The BJP government in Karnataka has been facing criticism after police firing in Mangaluru last Thursday killed two people during protests. 20 policemen were injured in the clashes. The police response has drawn criticism from opposition leaders in the state.
One of the videos shows protesters, with their faces covered with handkerchiefs, throwing stones, with fire in the backdrop. Another clip shows a man trying to break a CCTV camera with a bamboo pole.
"We are posting a few of photographs of these rioters for identification and information about their whereabouts," Mangaluru Police wrote on Facebook on Monday. The police thanked "citizens of Mangaluru" for sharing the images and videos.
"There are videos taken by mediapersons and captured in the CCTV cameras, which show how large scale stone-throwing had taken place (in Mangaluru),"Karnataka Home Minister Basavaraj Bommai said, praising the police for showing 'restraint' in the face of extreme violence and slammed opposition leaders for calling the 'notorious people' innocent.
"In a systematic manner, people had covered their face, destroyed the CCTV cameras and carried out arson and looting in an organised way. They also indulged in stone pelting and used petrol bomb," Mr Bommai told reporters.
Karnataka Congress chief Dinesh Gundu Rao was quoted as saying by news agency PTI: "The protesters had no choice but to cover their faces as police lobbed tear gases."
Chief Minister BS Yediyurappa on Monday said the state government has decided to conduct a magisterial inquiry into the violent protests.
The Citizenship (Amendment) Act for the first time makes religion the test of citizenship in India. The government says it will help minorities from three Muslim-dominated countries to get citizenship if they fled to India before 2015 because of religious persecution.

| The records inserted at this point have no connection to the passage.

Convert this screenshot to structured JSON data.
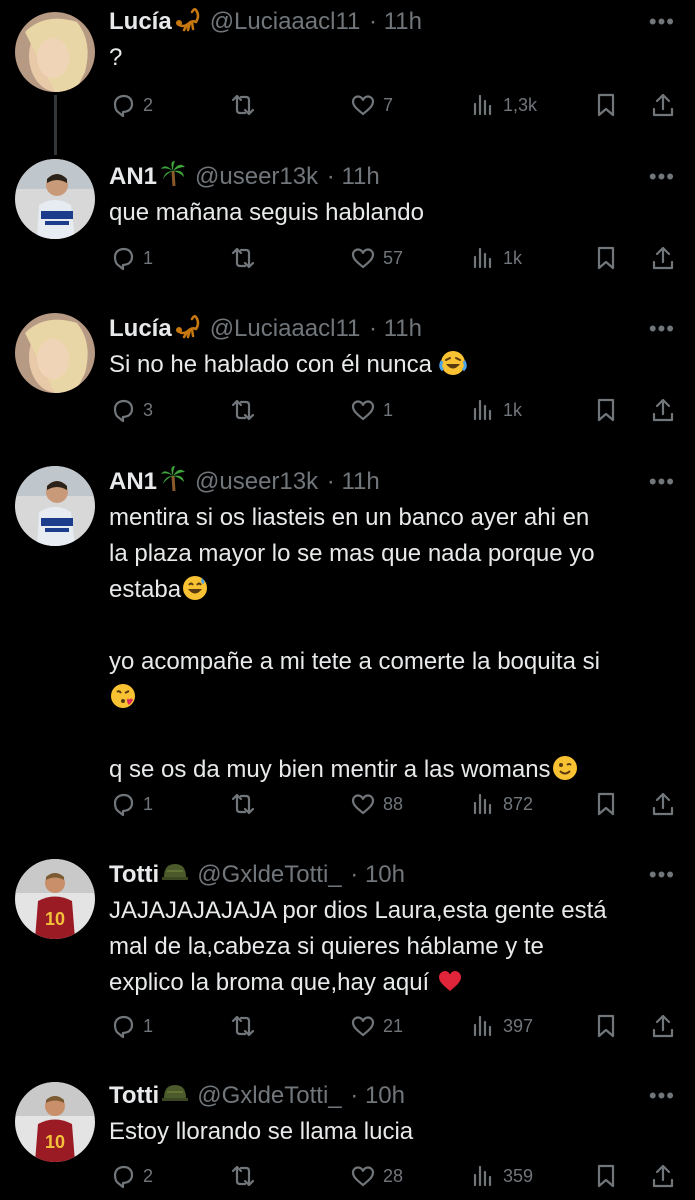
{
  "tweets": [
    {
      "avatar_kind": "lucia",
      "name": "Lucía",
      "name_emoji": "scorpion-emoji",
      "handle": "@Luciaaacl11",
      "time": "· 11h",
      "text": "?",
      "replies": "2",
      "likes": "7",
      "views": "1,3k"
    },
    {
      "avatar_kind": "an1",
      "name": "AN1",
      "name_emoji": "palm-tree-emoji",
      "handle": "@useer13k",
      "time": "· 11h",
      "text": "que mañana seguis hablando",
      "replies": "1",
      "likes": "57",
      "views": "1k"
    },
    {
      "avatar_kind": "lucia",
      "name": "Lucía",
      "name_emoji": "scorpion-emoji",
      "handle": "@Luciaaacl11",
      "time": "· 11h",
      "text": "Si no he hablado con él nunca ",
      "text_emoji": "crying-laughing-emoji",
      "replies": "3",
      "likes": "1",
      "views": "1k"
    },
    {
      "avatar_kind": "an1",
      "name": "AN1",
      "name_emoji": "palm-tree-emoji",
      "handle": "@useer13k",
      "time": "· 11h",
      "lines": [
        "mentira si os liasteis en un banco ayer ahi en",
        "la plaza mayor lo se mas que nada porque yo",
        "estaba",
        "",
        "yo acompañe a mi tete a comerte la boquita si",
        "",
        "",
        "q se os da muy bien mentir a las womans"
      ],
      "replies": "1",
      "likes": "88",
      "views": "872"
    },
    {
      "avatar_kind": "totti",
      "name": "Totti",
      "name_emoji": "military-helmet-emoji",
      "handle": "@GxldeTotti_",
      "time": "· 10h",
      "lines": [
        "JAJAJAJAJAJA por dios Laura,esta gente está",
        "mal de la,cabeza si quieres háblame y te",
        "explico la broma que,hay aquí "
      ],
      "replies": "1",
      "likes": "21",
      "views": "397"
    },
    {
      "avatar_kind": "totti",
      "name": "Totti",
      "name_emoji": "military-helmet-emoji",
      "handle": "@GxldeTotti_",
      "time": "· 10h",
      "text": "Estoy llorando se llama lucia",
      "replies": "2",
      "likes": "28",
      "views": "359"
    }
  ],
  "colors": {
    "background": "#000000",
    "text": "#e7e9ea",
    "muted": "#71767b",
    "thread_line": "#333639"
  },
  "icons": [
    "reply-icon",
    "retweet-icon",
    "like-icon",
    "views-icon",
    "bookmark-icon",
    "share-icon",
    "more-icon"
  ]
}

Critics say it is designed to discriminate against Muslims and violates the secular principles of the constitution.